The car was designed to replace the GS model, which was on the market since 1970. Still, there was a disagreement regarding the exterior design, which calmed down after the carmaker bought the Volvo Tundra project from Bertone Studios. Volvo rejected it because it was considered too bold but fitted Citroen's needs like a glove. Despite its angular shapes, the hatchback featured a lower drag coefficient than the GS's, and its size matched the carmaker's needs. Moreover, its platform was cheaper than the one used for the GS. It featured McPherson struts at the front instead of double-wishbones. Still, it worked well together with the already famous hydropneumatic, self-leveling suspension system.

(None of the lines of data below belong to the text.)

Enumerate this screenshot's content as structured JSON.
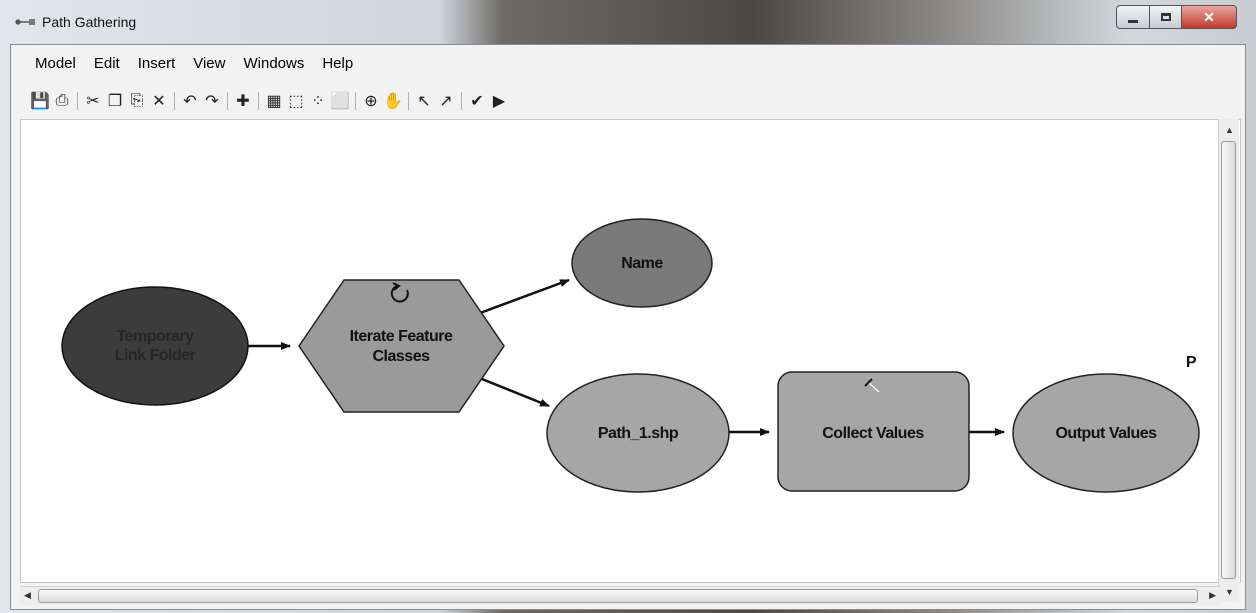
{
  "window": {
    "title": "Path Gathering"
  },
  "menu": [
    "Model",
    "Edit",
    "Insert",
    "View",
    "Windows",
    "Help"
  ],
  "toolbar": [
    {
      "icon": "save-icon",
      "glyph": "💾"
    },
    {
      "icon": "print-icon",
      "glyph": "⎙"
    },
    {
      "sep": true
    },
    {
      "icon": "cut-icon",
      "glyph": "✂"
    },
    {
      "icon": "copy-icon",
      "glyph": "❐"
    },
    {
      "icon": "paste-icon",
      "glyph": "⎘"
    },
    {
      "icon": "delete-icon",
      "glyph": "✕"
    },
    {
      "sep": true
    },
    {
      "icon": "undo-icon",
      "glyph": "↶"
    },
    {
      "icon": "redo-icon",
      "glyph": "↷"
    },
    {
      "sep": true
    },
    {
      "icon": "add-data-icon",
      "glyph": "✚"
    },
    {
      "sep": true
    },
    {
      "icon": "auto-layout-icon",
      "glyph": "▦"
    },
    {
      "icon": "full-extent-icon",
      "glyph": "⬚"
    },
    {
      "icon": "fixed-zoom-in-icon",
      "glyph": "⁘"
    },
    {
      "icon": "fixed-zoom-out-icon",
      "glyph": "⬜"
    },
    {
      "sep": true
    },
    {
      "icon": "zoom-in-icon",
      "glyph": "⊕"
    },
    {
      "icon": "pan-icon",
      "glyph": "✋"
    },
    {
      "sep": true
    },
    {
      "icon": "select-icon",
      "glyph": "↖"
    },
    {
      "icon": "connect-icon",
      "glyph": "↗"
    },
    {
      "sep": true
    },
    {
      "icon": "validate-icon",
      "glyph": "✔"
    },
    {
      "icon": "run-icon",
      "glyph": "▶"
    }
  ],
  "diagram": {
    "nodes": {
      "temp_folder": {
        "lines": [
          "Temporary",
          "Link Folder"
        ],
        "color": "#3c3c3c"
      },
      "iterate": {
        "lines": [
          "Iterate Feature",
          "Classes"
        ],
        "color": "#9a9a9a"
      },
      "name": {
        "lines": [
          "Name"
        ],
        "color": "#7a7a7a"
      },
      "path_shp": {
        "lines": [
          "Path_1.shp"
        ],
        "color": "#a6a6a6"
      },
      "collect": {
        "lines": [
          "Collect Values"
        ],
        "color": "#a6a6a6"
      },
      "output": {
        "lines": [
          "Output Values"
        ],
        "color": "#a6a6a6"
      }
    },
    "stray_label": "P"
  }
}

On the outside, it looked like the designers used only rulers and straight-angles to design the car. Its squared headlights with small, corner-mounted turn signals flanked the front of the hood, which was angled down. Citroen cooled the engine through a grille-mounted in the lower side of the wrapped-around plastic bumper. On the sides, the flush door handles and the flat body panels were completely different than the rounded shapes used by Citroen before. The raked-forward C-pillars and tailgate formed a Kammback styling at the back, while the taillights were also squared.

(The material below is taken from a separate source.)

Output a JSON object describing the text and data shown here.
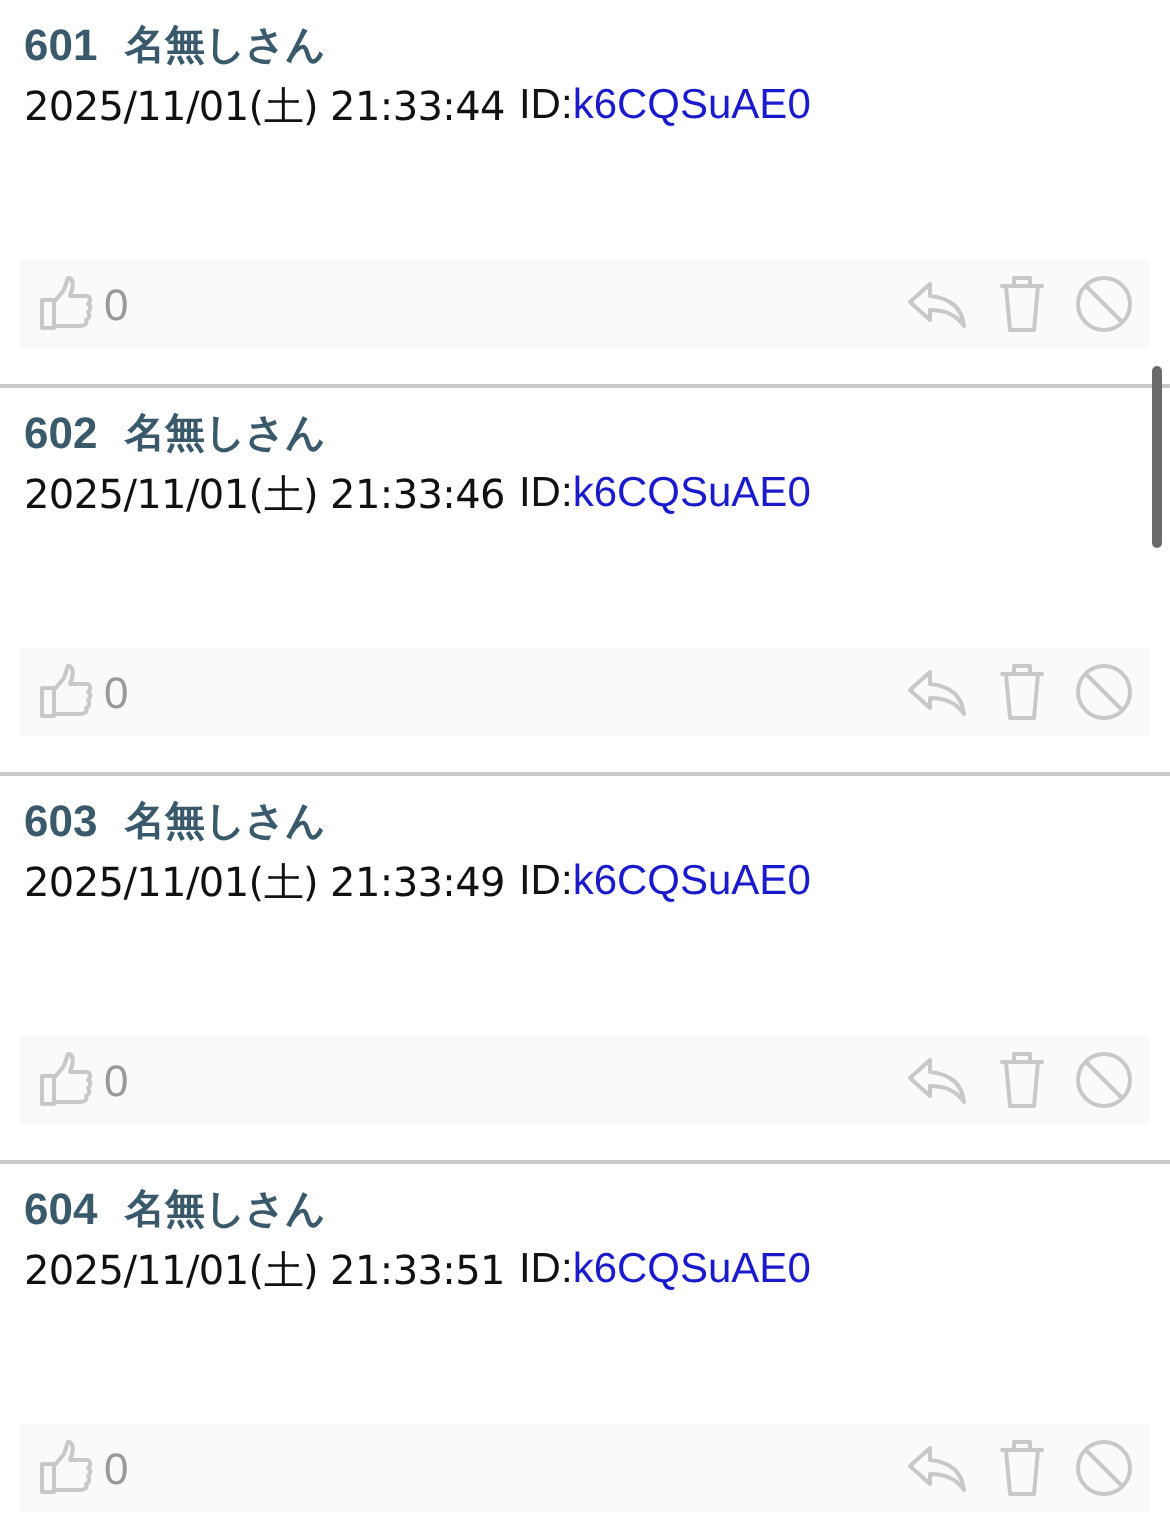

Inside, the French carmaker installed a squared-looking dashboard with flat panels. The instrument cluster featured most of the buttons mounted on the sides, including the turn-signal rocker-switcher, which had to be turned off by the driver. A one-spoke steering wheel was unusual for other carmakers, but not for Citroen, who used that system since the '50s. Thanks to the transverse-mounted engine, the car offered enough room for up to five passengers.
Under the hood, Citroen relied on Peugeot's engines with 1.4-liter and 1.6-liter displacements. Later on, the carmaker added more powerplants to the BX lineup.